_What to produce:_ Repeat the records exactly, minus the pictures.

_Supplied information:_
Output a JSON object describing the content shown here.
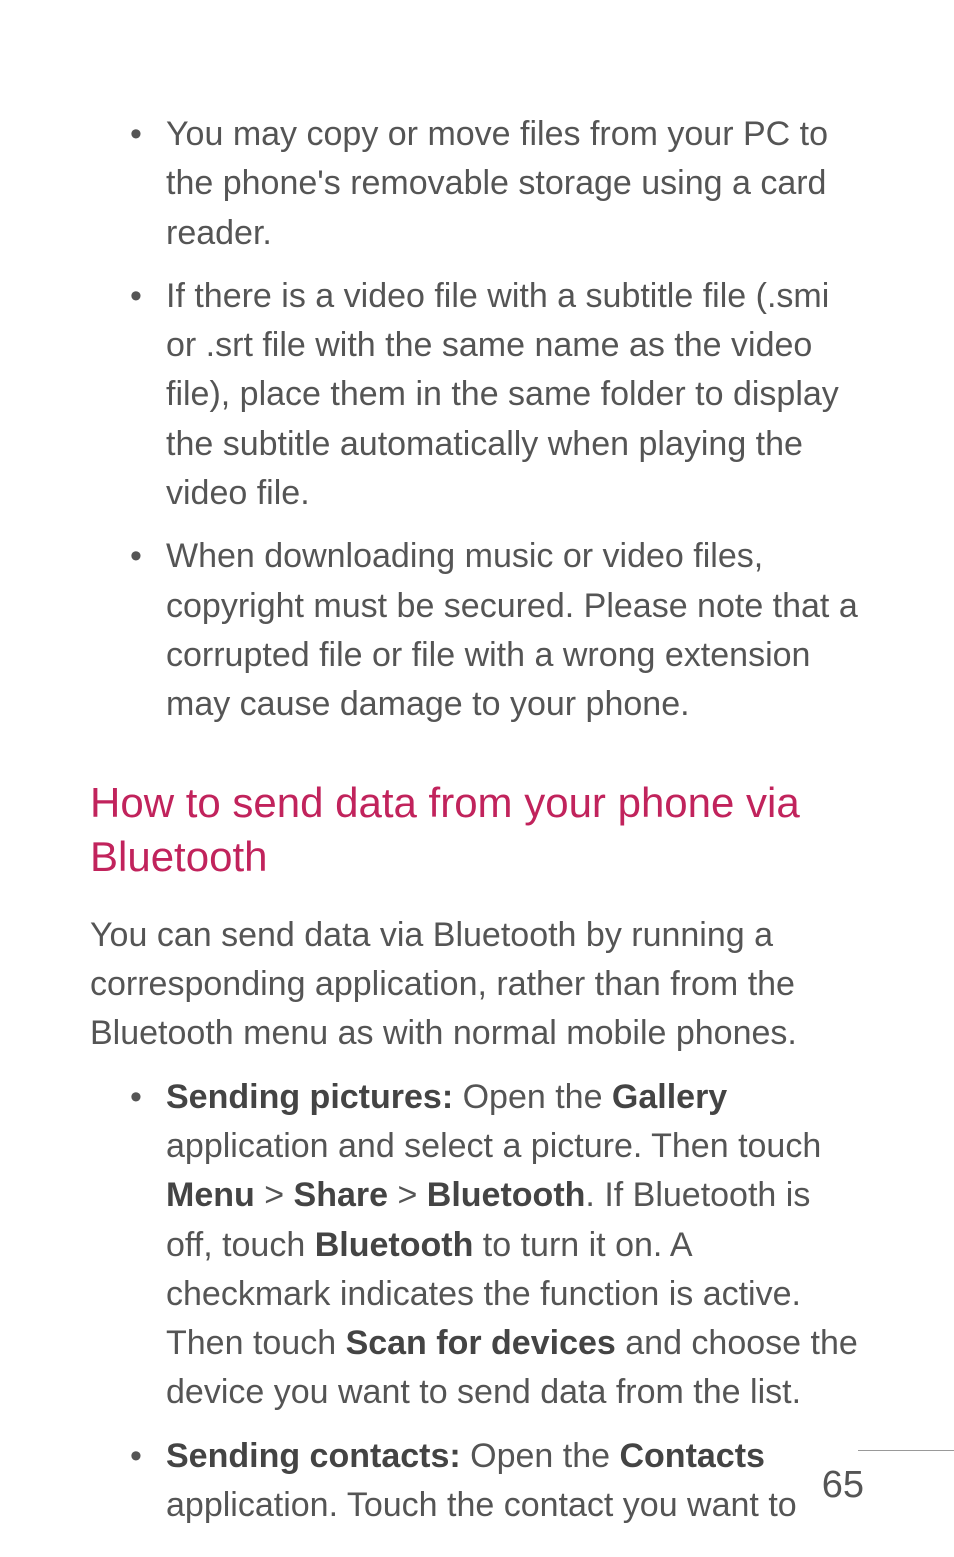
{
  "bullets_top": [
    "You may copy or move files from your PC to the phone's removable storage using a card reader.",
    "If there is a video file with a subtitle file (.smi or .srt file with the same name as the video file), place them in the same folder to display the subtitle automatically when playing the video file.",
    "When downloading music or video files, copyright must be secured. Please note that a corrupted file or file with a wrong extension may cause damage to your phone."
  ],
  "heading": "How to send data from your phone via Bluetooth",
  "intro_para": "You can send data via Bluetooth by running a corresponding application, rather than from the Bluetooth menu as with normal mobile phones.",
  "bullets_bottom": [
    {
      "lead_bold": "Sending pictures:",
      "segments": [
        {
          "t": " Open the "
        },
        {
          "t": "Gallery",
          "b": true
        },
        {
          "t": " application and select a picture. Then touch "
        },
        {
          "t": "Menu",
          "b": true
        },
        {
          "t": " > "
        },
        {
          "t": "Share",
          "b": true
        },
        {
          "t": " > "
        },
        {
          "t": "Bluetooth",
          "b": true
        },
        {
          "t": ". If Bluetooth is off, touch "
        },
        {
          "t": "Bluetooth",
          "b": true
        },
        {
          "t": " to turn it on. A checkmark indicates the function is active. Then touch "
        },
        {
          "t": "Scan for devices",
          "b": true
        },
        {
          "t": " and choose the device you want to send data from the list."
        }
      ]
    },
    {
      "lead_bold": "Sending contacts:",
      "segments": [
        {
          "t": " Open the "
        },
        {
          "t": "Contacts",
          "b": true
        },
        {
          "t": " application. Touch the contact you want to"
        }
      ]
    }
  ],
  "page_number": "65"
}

_Solution to this task:_
Output a JSON object describing the content shown here.
{
  "bullets_top": [
    "You may copy or move files from your PC to the phone's removable storage using a card reader.",
    "If there is a video file with a subtitle file (.smi or .srt file with the same name as the video file), place them in the same folder to display the subtitle automatically when playing the video file.",
    "When downloading music or video files, copyright must be secured. Please note that a corrupted file or file with a wrong extension may cause damage to your phone."
  ],
  "heading": "How to send data from your phone via Bluetooth",
  "intro_para": "You can send data via Bluetooth by running a corresponding application, rather than from the Bluetooth menu as with normal mobile phones.",
  "bullets_bottom": [
    {
      "lead_bold": "Sending pictures:",
      "segments": [
        {
          "t": " Open the "
        },
        {
          "t": "Gallery",
          "b": true
        },
        {
          "t": " application and select a picture. Then touch "
        },
        {
          "t": "Menu",
          "b": true
        },
        {
          "t": " > "
        },
        {
          "t": "Share",
          "b": true
        },
        {
          "t": " > "
        },
        {
          "t": "Bluetooth",
          "b": true
        },
        {
          "t": ". If Bluetooth is off, touch "
        },
        {
          "t": "Bluetooth",
          "b": true
        },
        {
          "t": " to turn it on. A checkmark indicates the function is active. Then touch "
        },
        {
          "t": "Scan for devices",
          "b": true
        },
        {
          "t": " and choose the device you want to send data from the list."
        }
      ]
    },
    {
      "lead_bold": "Sending contacts:",
      "segments": [
        {
          "t": " Open the "
        },
        {
          "t": "Contacts",
          "b": true
        },
        {
          "t": " application. Touch the contact you want to"
        }
      ]
    }
  ],
  "page_number": "65"
}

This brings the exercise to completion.